Mr Sirisena, who was out of the country on Sunday, had ousted Mr Wickremesinghe in October and dissolved the Cabinet.
The Supreme Court reversed his actions, but the prime minister has not been allowed into meetings of the Security Council since October, leaving him and his government in the dark about the intelligence.
It was not immediately clear what action, if any, was taken after the threats. Authorities said they knew where the group trained and had safe houses, but did not identify any of the suicide bombers, whose bodies were recovered, or the two dozen other suspects taken into custody.
All the bombers were Sri Lankans, but authorities said they strongly suspected foreign links, Mr Senaratne said.

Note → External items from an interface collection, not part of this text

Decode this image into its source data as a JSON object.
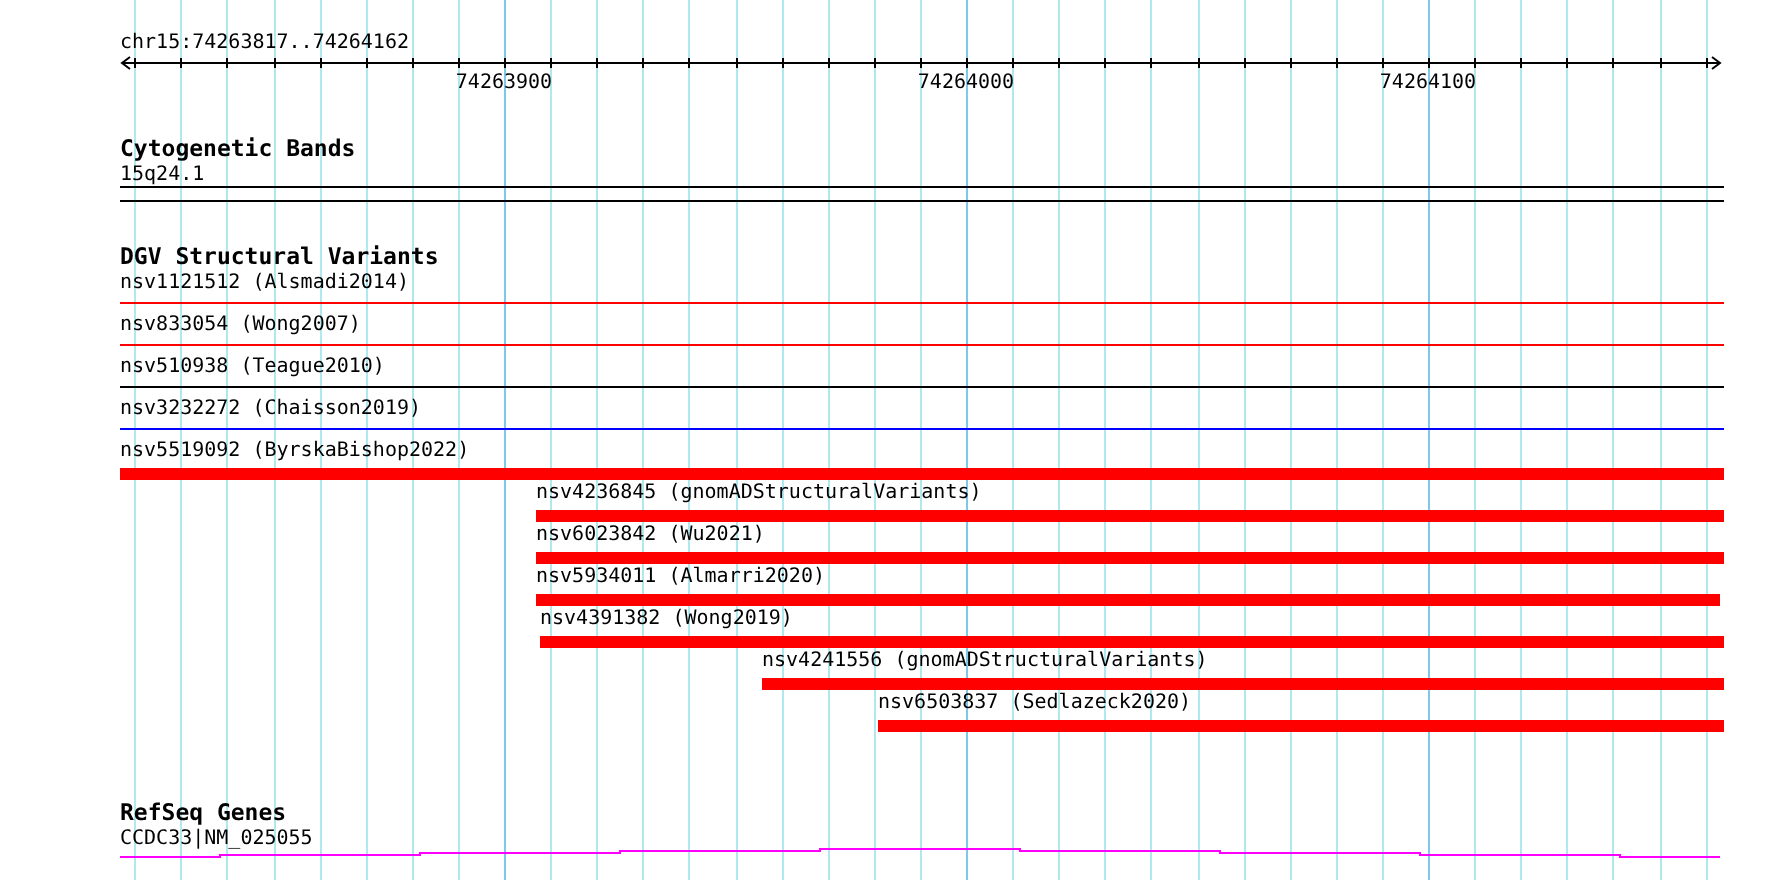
{
  "ruler": {
    "region": "chr15:74263817..74264162",
    "tick_labels": [
      "74263900",
      "74264000",
      "74264100"
    ]
  },
  "tracks": [
    {
      "kind": "bands",
      "title": "Cytogenetic Bands",
      "features": [
        {
          "label": "15q24.1"
        }
      ]
    },
    {
      "kind": "variants",
      "title": "DGV Structural Variants",
      "features": [
        {
          "label": "nsv1121512 (Alsmadi2014)",
          "kind": "line",
          "color": "#ff0000"
        },
        {
          "label": "nsv833054 (Wong2007)",
          "kind": "line",
          "color": "#ff0000"
        },
        {
          "label": "nsv510938 (Teague2010)",
          "kind": "line",
          "color": "#000000"
        },
        {
          "label": "nsv3232272 (Chaisson2019)",
          "kind": "line",
          "color": "#0000ff"
        },
        {
          "label": "nsv5519092 (ByrskaBishop2022)",
          "kind": "bar",
          "color": "#ff0000"
        },
        {
          "label": "nsv4236845 (gnomADStructuralVariants)",
          "kind": "bar",
          "color": "#ff0000"
        },
        {
          "label": "nsv6023842 (Wu2021)",
          "kind": "bar",
          "color": "#ff0000"
        },
        {
          "label": "nsv5934011 (Almarri2020)",
          "kind": "bar",
          "color": "#ff0000"
        },
        {
          "label": "nsv4391382 (Wong2019)",
          "kind": "bar",
          "color": "#ff0000"
        },
        {
          "label": "nsv4241556 (gnomADStructuralVariants)",
          "kind": "bar",
          "color": "#ff0000"
        },
        {
          "label": "nsv6503837 (Sedlazeck2020)",
          "kind": "bar",
          "color": "#ff0000"
        }
      ]
    },
    {
      "kind": "genes",
      "title": "RefSeq Genes",
      "features": [
        {
          "label": "CCDC33|NM_025055"
        }
      ]
    }
  ]
}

Also unclear was a motive. The history of Buddhist-majority Sri Lanka, a country of 21 million including large Hindu, Muslim and Christian minorities, is rife with ethnic and sectarian conflict.
In the 26-year civil war, the Tamil Tigers, a powerful rebel army known for using suicide bombers, was finally crushed by the government in 2009 but had little history of targeting Christians.

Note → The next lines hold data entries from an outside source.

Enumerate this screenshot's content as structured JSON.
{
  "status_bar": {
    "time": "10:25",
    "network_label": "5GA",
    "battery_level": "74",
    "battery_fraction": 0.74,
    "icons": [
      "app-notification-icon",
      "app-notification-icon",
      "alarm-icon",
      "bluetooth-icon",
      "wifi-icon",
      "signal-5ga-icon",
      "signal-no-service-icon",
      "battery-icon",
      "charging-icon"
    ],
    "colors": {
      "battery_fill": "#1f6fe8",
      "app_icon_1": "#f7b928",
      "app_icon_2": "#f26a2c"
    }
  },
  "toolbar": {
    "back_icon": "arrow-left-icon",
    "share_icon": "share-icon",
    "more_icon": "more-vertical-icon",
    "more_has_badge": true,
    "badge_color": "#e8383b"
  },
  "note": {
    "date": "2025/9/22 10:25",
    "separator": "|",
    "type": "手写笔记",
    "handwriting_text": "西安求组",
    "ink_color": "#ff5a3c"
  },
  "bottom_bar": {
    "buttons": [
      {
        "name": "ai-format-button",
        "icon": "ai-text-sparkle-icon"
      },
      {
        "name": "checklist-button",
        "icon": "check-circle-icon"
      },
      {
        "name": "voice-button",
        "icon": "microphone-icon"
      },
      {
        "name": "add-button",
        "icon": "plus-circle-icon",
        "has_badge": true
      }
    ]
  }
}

Anti-Muslim bigotry fed by Buddhist nationalists has swept the country recently, but there is no history of Islamic militancy. Its small Christian community has seen only scattered incidents of harassment.
Two of the stricken churches are Catholic and one Protestant. The three hotels and one of the churches, St Anthony's Shrine, are frequented by foreigners.
Tourism minister John Amaratunga said 39 foreigners were killed, although the foreign ministry gave the figure as 31. The reason for the discrepancy was not clear, but some victims were dual nationals.
India and Britain have each confirmed eight dead. The US State Department confirmed that at least four Americans were dead and several seriously wounded.
Others were confirmed to be from Bangladesh, China, France, Japan, the Netherlands, Denmark, Portugal, Saudi Arabia, Spain, Turkey and Australia.
The six near-simultaneous blasts were set off on Sunday morning at St Anthony's and the Cinnamon Grand, Shangri-La and Kingsbury hotels in Colombo, as well as the two churches outside Colombo.
The military confirmed two other related blasts, one near an overpass and another at a guesthouse where two people were killed. A ninth blast, which killed three police officers, was set off by occupants of a safe house trying to evade arrest, authorities said.